On December 8, 2017, the Yicel was sailing north along Costa Rica’s Caribbean coast when it began taking on water. Built in 1961, the 135-foot-long ship was headed for the port of Limón to pick up cargo, but a hull failure halted its progress.
Water began to enter through the cracks and when the pumps failed, the crew could not remove the water. Rather than sink at sea, the captain made the decision to cross the reef and intentionally ground the vessel, and the Yicel ran up onto Playa Grande on the edge of the sleepy fishing village of Manzanillo, 40 nautical miles south of its intended destination.
The Panamanian captain and Columbian crew members escaped with no injuries, but the village had a ticking time bomb on its beach. While the vessel was empty of cargo, according to Costa Rica’s Ministry of Environment it was still carrying 1,600 gallons of diesel fuel, plus a full tank of hydraulic oil. A leak would be devastating, not only to the fragile marine and jungle habitat but also to the community that derives its income from fishing and ecotourism.
Working with the cargo ship’s owners as well as the Maritime Ports Division, the Ministry of Environment checked the fuel lines for cracks and, finding none, used a system of pumps and bladders to offload all of the fuel.
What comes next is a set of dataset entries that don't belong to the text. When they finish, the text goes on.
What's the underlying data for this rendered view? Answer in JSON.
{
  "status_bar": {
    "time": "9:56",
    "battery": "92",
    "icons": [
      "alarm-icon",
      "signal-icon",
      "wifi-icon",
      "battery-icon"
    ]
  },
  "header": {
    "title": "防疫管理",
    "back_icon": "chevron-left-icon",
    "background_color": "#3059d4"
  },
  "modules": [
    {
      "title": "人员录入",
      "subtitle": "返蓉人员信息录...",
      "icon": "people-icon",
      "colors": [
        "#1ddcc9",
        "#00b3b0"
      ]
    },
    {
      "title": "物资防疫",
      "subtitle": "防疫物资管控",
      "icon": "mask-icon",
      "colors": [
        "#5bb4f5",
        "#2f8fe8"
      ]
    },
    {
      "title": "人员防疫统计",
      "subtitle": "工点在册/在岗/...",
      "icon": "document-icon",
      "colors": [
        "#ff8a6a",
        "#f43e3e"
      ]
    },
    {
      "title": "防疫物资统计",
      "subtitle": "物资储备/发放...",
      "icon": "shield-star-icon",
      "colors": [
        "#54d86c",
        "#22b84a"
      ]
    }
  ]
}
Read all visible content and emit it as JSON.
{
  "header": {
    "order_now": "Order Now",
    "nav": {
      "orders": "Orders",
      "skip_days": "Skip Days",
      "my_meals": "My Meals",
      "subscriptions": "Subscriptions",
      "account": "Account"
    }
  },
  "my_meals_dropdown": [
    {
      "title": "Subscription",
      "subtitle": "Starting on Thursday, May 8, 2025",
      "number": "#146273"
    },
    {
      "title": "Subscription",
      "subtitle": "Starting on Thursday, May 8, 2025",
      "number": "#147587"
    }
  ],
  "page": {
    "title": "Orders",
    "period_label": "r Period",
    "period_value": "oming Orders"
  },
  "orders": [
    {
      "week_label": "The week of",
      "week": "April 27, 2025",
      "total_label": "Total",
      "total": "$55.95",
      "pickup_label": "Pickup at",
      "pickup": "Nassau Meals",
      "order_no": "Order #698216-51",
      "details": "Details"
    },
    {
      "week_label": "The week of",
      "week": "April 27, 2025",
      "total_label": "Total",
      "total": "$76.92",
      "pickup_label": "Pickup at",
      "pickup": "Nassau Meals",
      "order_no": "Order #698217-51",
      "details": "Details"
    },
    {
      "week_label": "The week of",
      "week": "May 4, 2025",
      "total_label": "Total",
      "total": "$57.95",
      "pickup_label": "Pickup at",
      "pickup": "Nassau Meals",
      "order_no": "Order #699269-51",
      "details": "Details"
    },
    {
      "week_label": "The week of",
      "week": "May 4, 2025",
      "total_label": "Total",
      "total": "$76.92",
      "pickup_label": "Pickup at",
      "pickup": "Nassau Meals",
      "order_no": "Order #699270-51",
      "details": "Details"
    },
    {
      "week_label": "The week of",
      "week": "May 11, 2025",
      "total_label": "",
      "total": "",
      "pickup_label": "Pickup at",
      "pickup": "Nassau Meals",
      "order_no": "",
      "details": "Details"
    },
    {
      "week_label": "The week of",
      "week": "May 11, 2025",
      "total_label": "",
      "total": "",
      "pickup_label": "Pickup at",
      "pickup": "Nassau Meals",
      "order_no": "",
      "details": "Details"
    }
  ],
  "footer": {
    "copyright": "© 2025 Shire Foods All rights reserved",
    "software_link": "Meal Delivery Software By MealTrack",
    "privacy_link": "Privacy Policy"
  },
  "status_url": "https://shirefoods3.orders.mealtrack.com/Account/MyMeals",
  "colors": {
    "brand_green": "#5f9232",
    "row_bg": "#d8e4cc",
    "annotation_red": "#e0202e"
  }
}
Despite the rough seas, the vessel was safely emptied 11 days after running aground.
Originally the Costa Rican government planned to pump the water out of the boat and float it so it to be towed to port, but this plan never came to fruition. Today, the ship remains on the beach. Partially buried in the sand, it’s now a canvas for art and a destination for urban explorers.
Know Before You Go
The wreck of the Yicel is accessible from the beach.